What you need to do: With the pictures left out, write every entry down exactly.

Data shown:

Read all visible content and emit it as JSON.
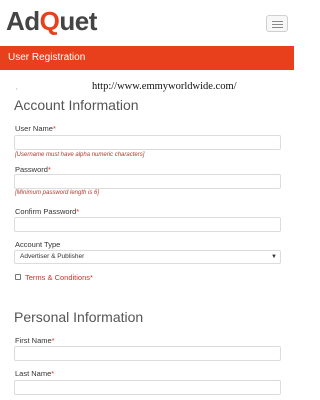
{
  "header": {
    "logo_part1": "Ad",
    "logo_part2": "Q",
    "logo_part3": "uet"
  },
  "banner": {
    "title": "User Registration"
  },
  "watermark_url": "http://www.emmyworldwide.com/",
  "account": {
    "heading": "Account Information",
    "username_label": "User Name",
    "username_hint": "[Username must have alpha numeric characters]",
    "password_label": "Password",
    "password_hint": "[Minimum password length is 6]",
    "confirm_label": "Confirm Password",
    "type_label": "Account Type",
    "type_value": "Advertiser & Publisher",
    "terms_label": "Terms & Conditions",
    "required_mark": "*"
  },
  "personal": {
    "heading": "Personal Information",
    "firstname_label": "First Name",
    "lastname_label": "Last Name"
  },
  "colors": {
    "brand": "#e8401c",
    "hint": "#b03a2e"
  },
  "icons": {
    "menu": "hamburger-icon",
    "dropdown": "caret-down-icon"
  }
}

Solution to this problem:
Read all visible content and emit it as JSON.
{
  "header": {
    "logo_part1": "Ad",
    "logo_part2": "Q",
    "logo_part3": "uet"
  },
  "banner": {
    "title": "User Registration"
  },
  "watermark_url": "http://www.emmyworldwide.com/",
  "account": {
    "heading": "Account Information",
    "username_label": "User Name",
    "username_hint": "[Username must have alpha numeric characters]",
    "password_label": "Password",
    "password_hint": "[Minimum password length is 6]",
    "confirm_label": "Confirm Password",
    "type_label": "Account Type",
    "type_value": "Advertiser & Publisher",
    "terms_label": "Terms & Conditions",
    "required_mark": "*"
  },
  "personal": {
    "heading": "Personal Information",
    "firstname_label": "First Name",
    "lastname_label": "Last Name"
  },
  "colors": {
    "brand": "#e8401c",
    "hint": "#b03a2e"
  },
  "icons": {
    "menu": "hamburger-icon",
    "dropdown": "caret-down-icon"
  }
}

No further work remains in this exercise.